Playing alongside each other on South Sydney’s right side in 2010, Champion and Merritt chalked up 30 tries and 27 line-breaks between them and will take no time reacquainting themselves in the City backline, a plus for any representative team.
There’s a handy City combination in the front row also, with captain Robbie Farah eager to stake his claim for the Blues’ hooking role in the absence of Country rake Michael Ennis. He will do so with Tigers’ team-mate Keith Galloway alongside him, the big prop in arguably career-best form and one strong performance away from higher representative honours.
Where It Will Be Won: In the halves – which means it will really be won by the forwards. In particular, which back-rowers can dent the opposition’s edge defence.
In Mark Minichiello and Simon Dwyer, the City pack has two of the strongest running back-rowers in the competition. Minichiello is second in the NRL with 25 tackle-breaks through eight rounds, Dwyer not far behind with 18. Country are also well served in this department with Chris Houston (20) and Glenn Stewart (12) capable of busting tackles, Stewart adding 12 offloads and almost 36 tackles per game to his workload.
Add a desperate-to-impress Chris Heighington (Country) and all-round threat Liam Fulton (City), and the starting back-rowers are going to have a big say in proceedings.
The History: Played 21; City 12, Country 8, drawn 1. City have won five of the past eight games although Country recorded a stirring 36-18 win in Port Macquarie last year.
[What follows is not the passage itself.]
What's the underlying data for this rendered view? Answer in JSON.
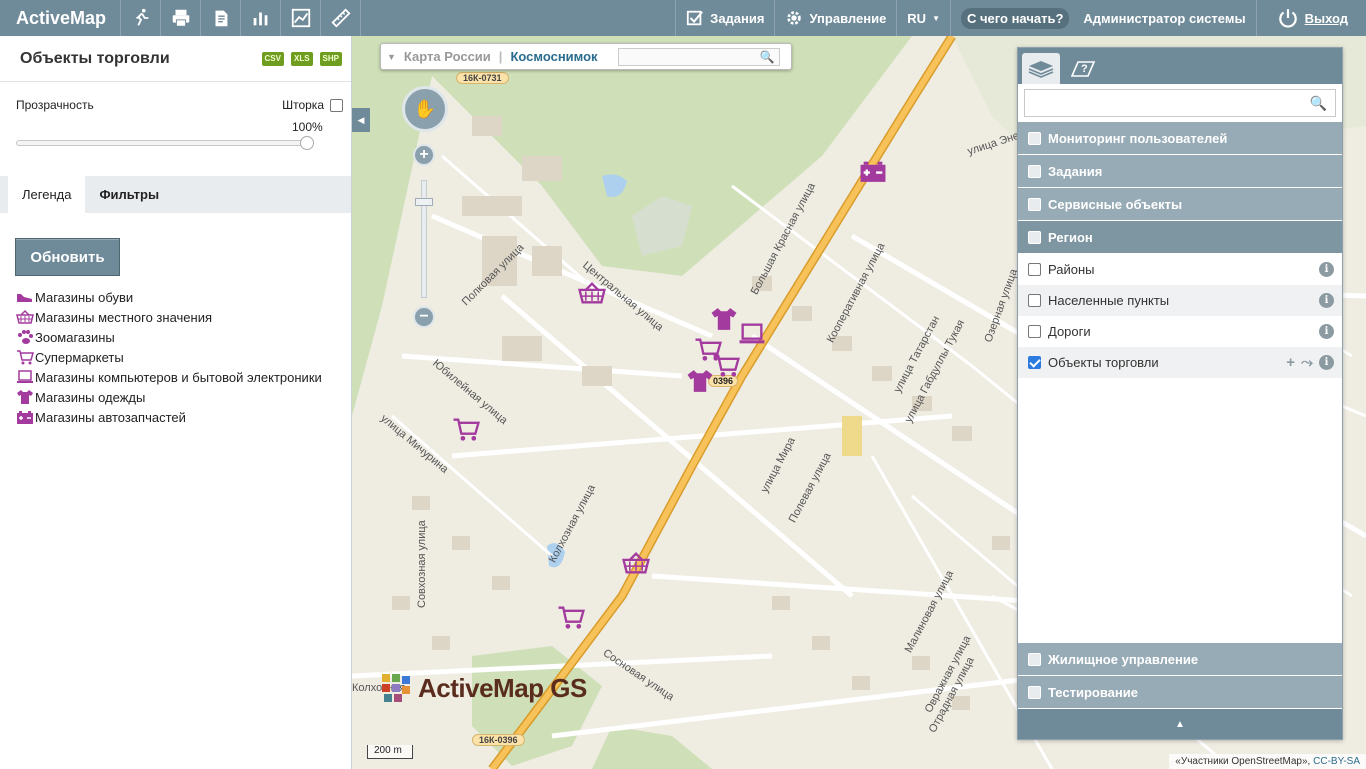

Conclusion: You can normally tell 20 minutes into an NRL game which team has “turned up” and which one hasn’t. Don’t expect to be able to draw any conclusions so early in this game. For many players this will be their best chance to impress New South Wales selectors and they do so knowing a sky blue jumper is genuinely within reach.
The forwards will rip in from the opening whistle and both sets of halves will be eager to show that they have what it takes to control a game at a higher level. There is size and speed in both backlines and in the opposing fullbacks you have two of the most exciting talents in the game.
The kicking game of Country halves Mullen and Soward may give their side an edge if they are struggling to gain ground up the middle but the threat posed by City hooker Robbie Farah will be ever present.
A game like this should never come down to goal-kicking, but in Soward and Michael Gordon, Country have two genuine sharpshooters… while City have none.
If City are to be triumphant Farah and Mitchell Pearce need to dictate proceedings but if the Country pack can win the arm wrestle then the boys from the bush should win for the second year in a row. Just.
Match Officials: Referees – Ben Cummins & Ashley Klein; Sideline Officials – Daniel Eastwood & Luke Potter; Video Ref – Russell Smith.
Televised: Channel Nine – Delayed 9.45pm; Fox Sports – Delayed 1am.